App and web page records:

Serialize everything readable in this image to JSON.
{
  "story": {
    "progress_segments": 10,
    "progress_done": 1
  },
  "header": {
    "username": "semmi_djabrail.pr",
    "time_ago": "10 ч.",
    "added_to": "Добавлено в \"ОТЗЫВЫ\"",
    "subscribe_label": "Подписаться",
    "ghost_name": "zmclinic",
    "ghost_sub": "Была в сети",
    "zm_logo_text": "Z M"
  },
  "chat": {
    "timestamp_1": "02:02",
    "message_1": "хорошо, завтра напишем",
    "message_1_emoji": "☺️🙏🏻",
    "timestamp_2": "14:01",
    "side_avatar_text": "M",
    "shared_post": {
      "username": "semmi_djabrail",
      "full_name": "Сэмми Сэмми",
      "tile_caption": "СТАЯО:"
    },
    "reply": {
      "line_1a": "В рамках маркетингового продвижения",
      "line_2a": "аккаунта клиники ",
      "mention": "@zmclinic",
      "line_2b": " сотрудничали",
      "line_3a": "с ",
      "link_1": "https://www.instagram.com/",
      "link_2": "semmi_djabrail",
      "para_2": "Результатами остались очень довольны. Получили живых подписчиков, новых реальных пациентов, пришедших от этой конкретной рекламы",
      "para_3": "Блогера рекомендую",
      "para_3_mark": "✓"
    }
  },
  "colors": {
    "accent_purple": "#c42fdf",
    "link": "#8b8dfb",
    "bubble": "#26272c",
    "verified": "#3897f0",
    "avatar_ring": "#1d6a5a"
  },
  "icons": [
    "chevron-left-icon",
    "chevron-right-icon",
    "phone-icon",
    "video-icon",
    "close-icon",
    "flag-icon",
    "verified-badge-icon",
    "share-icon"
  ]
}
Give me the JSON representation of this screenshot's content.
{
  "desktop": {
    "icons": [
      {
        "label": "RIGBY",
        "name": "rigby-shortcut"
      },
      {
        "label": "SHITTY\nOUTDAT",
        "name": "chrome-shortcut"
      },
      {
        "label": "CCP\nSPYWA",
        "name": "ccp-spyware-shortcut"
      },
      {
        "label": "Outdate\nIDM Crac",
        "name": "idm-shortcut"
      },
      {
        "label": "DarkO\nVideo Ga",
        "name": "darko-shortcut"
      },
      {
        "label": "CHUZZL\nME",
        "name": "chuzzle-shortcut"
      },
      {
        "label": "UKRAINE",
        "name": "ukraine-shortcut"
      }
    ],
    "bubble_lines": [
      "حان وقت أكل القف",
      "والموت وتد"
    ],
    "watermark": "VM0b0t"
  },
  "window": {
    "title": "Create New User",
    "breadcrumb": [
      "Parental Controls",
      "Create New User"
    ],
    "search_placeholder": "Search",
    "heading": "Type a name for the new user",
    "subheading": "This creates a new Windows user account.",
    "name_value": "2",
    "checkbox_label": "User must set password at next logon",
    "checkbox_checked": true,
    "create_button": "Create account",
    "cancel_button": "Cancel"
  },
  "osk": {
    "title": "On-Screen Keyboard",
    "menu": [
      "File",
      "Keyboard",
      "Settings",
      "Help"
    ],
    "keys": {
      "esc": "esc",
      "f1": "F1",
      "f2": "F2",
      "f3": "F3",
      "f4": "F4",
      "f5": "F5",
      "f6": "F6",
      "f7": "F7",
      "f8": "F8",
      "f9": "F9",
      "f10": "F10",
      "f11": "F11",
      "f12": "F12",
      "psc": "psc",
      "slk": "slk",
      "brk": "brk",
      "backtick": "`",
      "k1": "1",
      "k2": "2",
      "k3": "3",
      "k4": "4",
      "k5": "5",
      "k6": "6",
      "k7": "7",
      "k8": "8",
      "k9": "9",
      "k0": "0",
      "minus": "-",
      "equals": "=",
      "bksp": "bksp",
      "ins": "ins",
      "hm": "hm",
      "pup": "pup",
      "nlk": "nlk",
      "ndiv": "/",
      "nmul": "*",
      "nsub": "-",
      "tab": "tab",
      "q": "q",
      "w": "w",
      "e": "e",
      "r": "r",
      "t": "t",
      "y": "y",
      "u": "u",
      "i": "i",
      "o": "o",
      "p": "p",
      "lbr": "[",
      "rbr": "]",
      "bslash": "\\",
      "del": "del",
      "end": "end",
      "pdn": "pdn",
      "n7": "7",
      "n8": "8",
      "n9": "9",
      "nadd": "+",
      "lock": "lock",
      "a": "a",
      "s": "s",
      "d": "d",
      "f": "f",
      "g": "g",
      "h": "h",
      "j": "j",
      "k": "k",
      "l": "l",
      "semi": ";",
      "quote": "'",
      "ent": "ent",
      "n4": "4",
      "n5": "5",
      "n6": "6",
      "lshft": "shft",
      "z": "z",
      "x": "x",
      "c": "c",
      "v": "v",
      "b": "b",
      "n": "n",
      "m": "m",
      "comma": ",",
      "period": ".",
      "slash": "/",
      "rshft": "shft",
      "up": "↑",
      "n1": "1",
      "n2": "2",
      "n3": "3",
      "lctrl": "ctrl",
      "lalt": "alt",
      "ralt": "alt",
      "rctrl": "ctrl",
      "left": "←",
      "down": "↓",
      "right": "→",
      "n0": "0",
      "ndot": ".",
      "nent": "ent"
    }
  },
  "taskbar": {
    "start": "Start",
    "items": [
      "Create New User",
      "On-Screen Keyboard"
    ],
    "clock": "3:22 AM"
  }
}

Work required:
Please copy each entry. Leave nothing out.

Problem solution:
Serialize everything readable in this image to JSON.
{
  "story": {
    "progress_segments": 10,
    "progress_done": 1
  },
  "header": {
    "username": "semmi_djabrail.pr",
    "time_ago": "10 ч.",
    "added_to": "Добавлено в \"ОТЗЫВЫ\"",
    "subscribe_label": "Подписаться",
    "ghost_name": "zmclinic",
    "ghost_sub": "Была в сети",
    "zm_logo_text": "Z M"
  },
  "chat": {
    "timestamp_1": "02:02",
    "message_1": "хорошо, завтра напишем",
    "message_1_emoji": "☺️🙏🏻",
    "timestamp_2": "14:01",
    "side_avatar_text": "M",
    "shared_post": {
      "username": "semmi_djabrail",
      "full_name": "Сэмми Сэмми",
      "tile_caption": "СТАЯО:"
    },
    "reply": {
      "line_1a": "В рамках маркетингового продвижения",
      "line_2a": "аккаунта клиники ",
      "mention": "@zmclinic",
      "line_2b": " сотрудничали",
      "line_3a": "с ",
      "link_1": "https://www.instagram.com/",
      "link_2": "semmi_djabrail",
      "para_2": "Результатами остались очень довольны. Получили живых подписчиков, новых реальных пациентов, пришедших от этой конкретной рекламы",
      "para_3": "Блогера рекомендую",
      "para_3_mark": "✓"
    }
  },
  "colors": {
    "accent_purple": "#c42fdf",
    "link": "#8b8dfb",
    "bubble": "#26272c",
    "verified": "#3897f0",
    "avatar_ring": "#1d6a5a"
  },
  "icons": [
    "chevron-left-icon",
    "chevron-right-icon",
    "phone-icon",
    "video-icon",
    "close-icon",
    "flag-icon",
    "verified-badge-icon",
    "share-icon"
  ]
}
Give me the JSON representation of this screenshot's content.
{
  "desktop": {
    "icons": [
      {
        "label": "RIGBY",
        "name": "rigby-shortcut"
      },
      {
        "label": "SHITTY\nOUTDAT",
        "name": "chrome-shortcut"
      },
      {
        "label": "CCP\nSPYWA",
        "name": "ccp-spyware-shortcut"
      },
      {
        "label": "Outdate\nIDM Crac",
        "name": "idm-shortcut"
      },
      {
        "label": "DarkO\nVideo Ga",
        "name": "darko-shortcut"
      },
      {
        "label": "CHUZZL\nME",
        "name": "chuzzle-shortcut"
      },
      {
        "label": "UKRAINE",
        "name": "ukraine-shortcut"
      }
    ],
    "bubble_lines": [
      "حان وقت أكل القف",
      "والموت وتد"
    ],
    "watermark": "VM0b0t"
  },
  "window": {
    "title": "Create New User",
    "breadcrumb": [
      "Parental Controls",
      "Create New User"
    ],
    "search_placeholder": "Search",
    "heading": "Type a name for the new user",
    "subheading": "This creates a new Windows user account.",
    "name_value": "2",
    "checkbox_label": "User must set password at next logon",
    "checkbox_checked": true,
    "create_button": "Create account",
    "cancel_button": "Cancel"
  },
  "osk": {
    "title": "On-Screen Keyboard",
    "menu": [
      "File",
      "Keyboard",
      "Settings",
      "Help"
    ],
    "keys": {
      "esc": "esc",
      "f1": "F1",
      "f2": "F2",
      "f3": "F3",
      "f4": "F4",
      "f5": "F5",
      "f6": "F6",
      "f7": "F7",
      "f8": "F8",
      "f9": "F9",
      "f10": "F10",
      "f11": "F11",
      "f12": "F12",
      "psc": "psc",
      "slk": "slk",
      "brk": "brk",
      "backtick": "`",
      "k1": "1",
      "k2": "2",
      "k3": "3",
      "k4": "4",
      "k5": "5",
      "k6": "6",
      "k7": "7",
      "k8": "8",
      "k9": "9",
      "k0": "0",
      "minus": "-",
      "equals": "=",
      "bksp": "bksp",
      "ins": "ins",
      "hm": "hm",
      "pup": "pup",
      "nlk": "nlk",
      "ndiv": "/",
      "nmul": "*",
      "nsub": "-",
      "tab": "tab",
      "q": "q",
      "w": "w",
      "e": "e",
      "r": "r",
      "t": "t",
      "y": "y",
      "u": "u",
      "i": "i",
      "o": "o",
      "p": "p",
      "lbr": "[",
      "rbr": "]",
      "bslash": "\\",
      "del": "del",
      "end": "end",
      "pdn": "pdn",
      "n7": "7",
      "n8": "8",
      "n9": "9",
      "nadd": "+",
      "lock": "lock",
      "a": "a",
      "s": "s",
      "d": "d",
      "f": "f",
      "g": "g",
      "h": "h",
      "j": "j",
      "k": "k",
      "l": "l",
      "semi": ";",
      "quote": "'",
      "ent": "ent",
      "n4": "4",
      "n5": "5",
      "n6": "6",
      "lshft": "shft",
      "z": "z",
      "x": "x",
      "c": "c",
      "v": "v",
      "b": "b",
      "n": "n",
      "m": "m",
      "comma": ",",
      "period": ".",
      "slash": "/",
      "rshft": "shft",
      "up": "↑",
      "n1": "1",
      "n2": "2",
      "n3": "3",
      "lctrl": "ctrl",
      "lalt": "alt",
      "ralt": "alt",
      "rctrl": "ctrl",
      "left": "←",
      "down": "↓",
      "right": "→",
      "n0": "0",
      "ndot": ".",
      "nent": "ent"
    }
  },
  "taskbar": {
    "start": "Start",
    "items": [
      "Create New User",
      "On-Screen Keyboard"
    ],
    "clock": "3:22 AM"
  }
}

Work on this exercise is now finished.